In addition, to ensure the Government continues to have access to world-class, independent scientific assessments to inform policy development in priority areas, the Government proposes to provide the Council of Canadian Academies, a not-for-profit research organization, with renewed funding of $9 million over three years, starting in 2020–21.
Renewing and Modernizing Statistics Canada
The Government is committed to evidence-based decision-making to support economic growth. A whole‑of‑government approach to data will seek to improve how the federal government collects, uses and shares data. It will be supported by the expertise of a renewed and modernized Statistics Canada, while ensuring that Canadians’ privacy remains protected. As part of this approach, the Government proposes to provide $41 million over five years to Statistics Canada, starting in 2018–19, with $4.4 million per year ongoing, in support of the vision. The Government will also explore further options, including through legislation, to ensure Statistics Canada can respond to data needs of the 21st century.

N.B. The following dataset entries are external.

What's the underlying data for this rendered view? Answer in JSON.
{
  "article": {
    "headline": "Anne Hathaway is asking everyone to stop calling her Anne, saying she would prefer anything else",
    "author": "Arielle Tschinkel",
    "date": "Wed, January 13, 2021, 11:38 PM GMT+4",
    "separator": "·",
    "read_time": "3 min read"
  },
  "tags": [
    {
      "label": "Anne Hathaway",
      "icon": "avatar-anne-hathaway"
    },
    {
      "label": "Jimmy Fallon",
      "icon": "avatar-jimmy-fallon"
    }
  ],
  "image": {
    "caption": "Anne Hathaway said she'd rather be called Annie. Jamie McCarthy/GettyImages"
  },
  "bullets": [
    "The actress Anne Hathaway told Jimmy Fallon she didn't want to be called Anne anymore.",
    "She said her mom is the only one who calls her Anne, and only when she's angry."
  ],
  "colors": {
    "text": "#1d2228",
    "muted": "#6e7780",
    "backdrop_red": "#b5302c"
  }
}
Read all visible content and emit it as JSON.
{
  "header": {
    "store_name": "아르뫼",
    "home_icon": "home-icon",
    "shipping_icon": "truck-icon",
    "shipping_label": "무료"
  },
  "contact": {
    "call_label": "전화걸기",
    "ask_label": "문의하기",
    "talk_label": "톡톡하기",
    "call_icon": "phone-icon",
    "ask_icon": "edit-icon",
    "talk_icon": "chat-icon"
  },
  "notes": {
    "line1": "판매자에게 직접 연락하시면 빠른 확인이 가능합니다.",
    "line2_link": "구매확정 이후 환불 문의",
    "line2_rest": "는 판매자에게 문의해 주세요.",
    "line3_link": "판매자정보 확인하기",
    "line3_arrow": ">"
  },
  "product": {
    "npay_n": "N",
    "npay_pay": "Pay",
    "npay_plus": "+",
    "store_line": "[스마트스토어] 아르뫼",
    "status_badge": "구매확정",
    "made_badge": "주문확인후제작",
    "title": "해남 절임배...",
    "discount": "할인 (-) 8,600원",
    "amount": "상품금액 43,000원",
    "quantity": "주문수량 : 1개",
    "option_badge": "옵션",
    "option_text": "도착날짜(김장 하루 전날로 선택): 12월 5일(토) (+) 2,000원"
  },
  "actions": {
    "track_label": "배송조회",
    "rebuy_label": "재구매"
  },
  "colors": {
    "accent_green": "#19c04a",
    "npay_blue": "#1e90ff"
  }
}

Beyond the modernization of the agency, it has become clear that the Government needs to fill gaps in knowledge for new and emerging cross-border services industries, such as content streaming services, which are becoming increasingly important to the Canadian economy. The Government proposes to provide $15.1 million over five years, starting in 2018–19, with $3.0 million per year ongoing, to Statistics Canada to address data gaps in international trade in services, including international trade in digital services and products. Better data will contribute to the Government’s commitment to produce high-quality information that is accessible and relevant to interested Canadians and will support its commitment to evidence-based policy-making. This is in addition to the $6.7 million over five years, outlined in Chapter 1, to create a new Centre for Gender, Diversity and Inclusion Statistics.
Statistics Canada has a mandate to conduct the Census of Population and Census of Agriculture every five years, both of which produce objective, high-quality statistical information that is vital to all levels of government, the private sector, academia and not-for-profit entities. Statistics Canada will conduct the next census in 2021, building on the successes of the 2016 Census of Population, which had the highest response in history to the long form component and set a world record for Internet response. The Government proposes to provide $767.3 million over 10 years, starting in 2018–19, to Statistics Canada to conduct the 2021 Census of Population. The Government also proposes to provide $49.4 million over six years, starting in 2018–19, to Statistics Canada to conduct the 2021 Census of Agriculture.